It set the trend, as the fantastic conversion rate of Jeremy Ryan kept Bal barely in touch. Granted, Ciarán Nyhan, Ciarán O’Neill, Ricky O’Flynn, Aidan O’Donovan, Conall and Cillian Cullinane and Luke Murray were working their socks off, but the scoring return was paltry to say the least. In marked contrast, Jack Twomey, Kieran Twomey and Bill Curtin were hitting the target from all angles and distances with consummate ease.
The next period of play saw Hennessy deny Killian O’Hanlon with another super stop, while a brace by the proactive duo of Bill Curtin and Jack Twomey extended the lead. Jeremy Ryan did post an excellent 65 in the interim as Brian O’Donovan came close with a snap-shot from distance. Half-time read 0-10 to 0-4 in favour of Kilshannig, a task of monumental proportions facing Bal. In fairness, they upped the ante, introduced Sean Conlon, who brought some stability to the middle third as Luke Murray, Conall Cullinane and their inside trio began to get a bit more possession.
Jeremy Ryan pointed a free, but it was soon negated by the superb Jack Twomey. It was the story of the game, Bal’s attacking sorties being returned post-haste by the outstanding trio of Colm O’Shea, Joseph Cronin and Kieran Twomey. An excellent point by Ben Murray at the close of the third quarter was Bal’s first score from play, an indicator of how tight a stranglehold Kilshannig had on their attacking sextet.
With Kilshannig in cruise control and leading 0-15 to 0-8 with seven minutes left, it looked as if Bal had shot their bolt. Credit them, as summing up last reserves of energy they made two final sallies into the red zone. Firstly, Conall Cullinane shot a superb point. Then came the move of the match as the hard-working Ciarán Nyhan cleared his lines, parted to Luke Murray who set Conall Cullinane on his way as the latter unleashed a ferocious drive that nestled in the top right-hand corner of the Kilshannig rigging for a green flag of the highest calibre.
It made for a frenetic last couple of minutes as a Jeremy Ryan free was diverted out for what appeared to be a 65, only for the referee to call full-time. Too little too late, as the Carbery champions came off second best.
Kilshannig: Eanna O’Hanlon, Jack Twomey (1f) 0-4 each; Kieran Twomey 0-3 (2f, 1 65); Bill Curtin, Killian O’Hanlon 0-2 each.
Ballinascarthy: Jeremy Ryan 0-7 (5f, 2 65); Conall Cullinane 1-1; Ben Murray 0-1.

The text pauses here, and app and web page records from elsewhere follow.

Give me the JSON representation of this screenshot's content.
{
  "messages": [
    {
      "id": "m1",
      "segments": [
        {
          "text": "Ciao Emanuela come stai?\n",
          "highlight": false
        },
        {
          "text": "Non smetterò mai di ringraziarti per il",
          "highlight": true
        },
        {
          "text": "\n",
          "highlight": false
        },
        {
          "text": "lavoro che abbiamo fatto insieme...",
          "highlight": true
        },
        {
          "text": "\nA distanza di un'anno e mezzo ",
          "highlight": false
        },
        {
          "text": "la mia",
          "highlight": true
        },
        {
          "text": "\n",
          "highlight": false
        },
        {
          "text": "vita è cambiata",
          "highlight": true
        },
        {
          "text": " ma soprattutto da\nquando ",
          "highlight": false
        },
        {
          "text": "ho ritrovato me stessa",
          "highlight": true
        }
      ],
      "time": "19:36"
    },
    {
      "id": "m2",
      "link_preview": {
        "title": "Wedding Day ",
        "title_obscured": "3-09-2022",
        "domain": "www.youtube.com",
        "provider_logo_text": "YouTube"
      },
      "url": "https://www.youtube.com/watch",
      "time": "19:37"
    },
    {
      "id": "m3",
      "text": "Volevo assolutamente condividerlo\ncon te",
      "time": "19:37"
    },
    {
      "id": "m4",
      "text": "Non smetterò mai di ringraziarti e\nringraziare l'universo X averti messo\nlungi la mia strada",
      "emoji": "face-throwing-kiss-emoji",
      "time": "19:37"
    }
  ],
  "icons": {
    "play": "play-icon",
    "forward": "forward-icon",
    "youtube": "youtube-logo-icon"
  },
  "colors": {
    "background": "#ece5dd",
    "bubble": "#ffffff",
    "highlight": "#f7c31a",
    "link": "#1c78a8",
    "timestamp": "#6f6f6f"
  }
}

Kilshannig: David Kearney; Colm O’Shea, Brian Guerin, Joseph Cronin; Eoghan Burke, Bill Curtin, Kieran Twomey; Conor Murphy, Paddy Walsh; Jack Twomey, Eoin O’Sullivan, Killian O’Hanlon; Dermot Twomey, Eanna O’Hanlon, Darragh O’Sullivan. Subs: Jack Kearney for Darragh O’Sullivan (48), Damien Murphy for Paddy Walsh (inj, 48), Evan O’Sullivan for Eoin O’Sullivan (51), Diarmuid O’Sullivan for Dermot Twomey (53), Jack Kennefick for Jack Twomey (55).
Ballinascarthy: Darragh Hennessy; Daniel O’Brien, Ciarán Nyhan, Eoin O’Brien; Ciarán O’Neill, Ricky O’Flynn, Aidan O’Donovan; Luke Murray, Andrew O’Leary; Jeremy Ryan, Conall Cullinane, Cillian Cullinane; Brian O’Donovan, Ben Murray, Sean Ryan. Subs: Sean Conlon for Andrew O’Leary (ht), Seamus McCarthy for Seán Ryan (47), Cian Ryan for Ricky O’Flynn (57).